Read the full review on the @allbookedupnow Instagram account

Nerdy Book Club finds Adrift at Sea to be “beautifully illustrated”

Posted on March 28th, 2017 by pajamapress

AdriftAtSea_website“Adrift At Sea: A Vietnamese Boys Story of Survival by Marsha Forchuk Skyrpuch with Tuan Ho is likely the first picture book written by and about the refugees or boat people as they became known, fleeing Vietnam after the takeover of Saigon in 1975….This beautifully illustrated picture book tells the story of Tuan’s days at sea and their eventual rescue by American sailors. End pages include photographs and information that round out the story and tell of Tuan’s life in with his family in Toronto.”

Click here to read the full review

Adrift at Sea will “help shed light on events of the past that share a similarity to those that are happening in the world today” says The Children’s War

Posted on March 22nd, 2017 by pajamapress

AdriftAtSea_website“The plight of refugees have been in the news a lot these days because of the war in Syria. As more and more borders are closed to them, it might be a good time to remember another group of refugees who arrived on North America’s shores and have contributed so much to their adopted country.

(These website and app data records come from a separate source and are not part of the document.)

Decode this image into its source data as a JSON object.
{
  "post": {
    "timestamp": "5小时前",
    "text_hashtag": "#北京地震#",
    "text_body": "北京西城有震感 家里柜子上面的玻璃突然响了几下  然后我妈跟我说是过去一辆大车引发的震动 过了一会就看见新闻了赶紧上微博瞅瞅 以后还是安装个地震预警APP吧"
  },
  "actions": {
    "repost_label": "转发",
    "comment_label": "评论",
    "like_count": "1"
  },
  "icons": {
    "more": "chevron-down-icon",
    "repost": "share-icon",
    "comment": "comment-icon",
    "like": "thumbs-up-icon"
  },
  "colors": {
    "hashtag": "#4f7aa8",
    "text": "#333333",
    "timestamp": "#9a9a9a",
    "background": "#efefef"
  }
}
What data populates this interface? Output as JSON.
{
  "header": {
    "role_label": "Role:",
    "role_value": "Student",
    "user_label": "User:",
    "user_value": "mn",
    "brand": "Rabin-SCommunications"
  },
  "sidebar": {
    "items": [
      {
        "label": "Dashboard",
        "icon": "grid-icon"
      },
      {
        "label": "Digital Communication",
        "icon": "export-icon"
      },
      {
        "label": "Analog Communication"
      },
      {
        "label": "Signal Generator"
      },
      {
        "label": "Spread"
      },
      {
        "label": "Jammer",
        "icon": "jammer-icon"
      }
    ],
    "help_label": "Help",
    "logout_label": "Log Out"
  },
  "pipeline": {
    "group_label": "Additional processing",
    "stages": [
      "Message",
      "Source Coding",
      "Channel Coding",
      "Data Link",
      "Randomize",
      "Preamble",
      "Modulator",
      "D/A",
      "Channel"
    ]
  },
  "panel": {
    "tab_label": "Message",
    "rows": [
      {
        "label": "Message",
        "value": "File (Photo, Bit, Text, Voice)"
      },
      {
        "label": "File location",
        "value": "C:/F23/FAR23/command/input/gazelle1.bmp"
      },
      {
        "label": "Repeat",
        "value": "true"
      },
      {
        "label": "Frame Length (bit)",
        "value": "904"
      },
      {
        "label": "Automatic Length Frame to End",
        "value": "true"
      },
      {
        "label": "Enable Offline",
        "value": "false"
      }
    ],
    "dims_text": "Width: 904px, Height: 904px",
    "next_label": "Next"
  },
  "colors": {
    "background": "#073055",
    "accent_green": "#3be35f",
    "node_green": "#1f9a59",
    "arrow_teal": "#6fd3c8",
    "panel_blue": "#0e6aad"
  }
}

When the Vietnam War ended in 1975, and the communist government took over South Vietnam, daily life became so difficult and unbearable that families were willing to risk escaping their country in rickety boats not made for long sea voyages. But these boats were the only way out, unless you were rich….

Adrift at Sea
 is told from Tuan’s point of view, and aimed at readers about the same age as he was when he escaped Vietnam. Such a young narrator may not capture the truly difficult and risky trip in the kind of detail a book for older readers might, but he still very clearly depicts the fear, the hot sun, lack of water, and relief at being rescued at an age appropriate level that any young reader will be able understand.

Skrypuch has included a number photos of the Ho family, both in Vietnam and in Canada. She has also included a brief history of the ‘boat people’ as the refugees came to be called. The refugees faced not only the kinds of problems that the Ho family dealt with, but there were storms, pirates and always the threat of dying of thirst and hunger, and sometimes, they found that they were not welcomed everywhere.

Using a color palette mainly of oranges, yellows and blues, Deines’s highly textured oil on canvas illustrations capture all the secrecy, fear, and perils, all wrapped up in the dangerously hazy, hot, and humid weather that these refugees faced in their desire for freedom and a better life.

Adrift at Sea is a powerful historical nonfiction story that can certainly help shed light on events of the past that share a similarity to those that are happening in the world today.

This book is recommended for readers age 6+”

Click here to read the full review

Canadian Children’s BookNews recommends When the Rain Comes for “a classroom setting to spark interest in Sri Lanka, its people, culture, geography, and climate”

Posted on March 17th, 2017 by pajamapress

WhenRainComes_website“…Alma Fullerton tells to tale in free verse. She successfully conjures up the sights and especially the sounds of a day in Sri Lanka—the song of the bullock-cart driver, the clop of the ox, the pounding of rain and the cracking of thunder. Kim La Fave’s illustrations magically transform a bedsheet into a flock of birds. He convincingly whips up the wind and slashes rain across the page to convey the frightening immediacy of a flash flood.

Young readers will identify with Malini’s trepidation in facing her new task, and they will cheer for her as she overcomes her own fear to save the day. When the Rain Comes is an engaging story in its own right but could also be used in a classroom setting to spark interest in Sri Lanka, its people, culture, geography, and climate.”
—Ildiko Sumegi

Read the full review on page 32 of the Spring 2017 issue of Canadian Children’s BookNews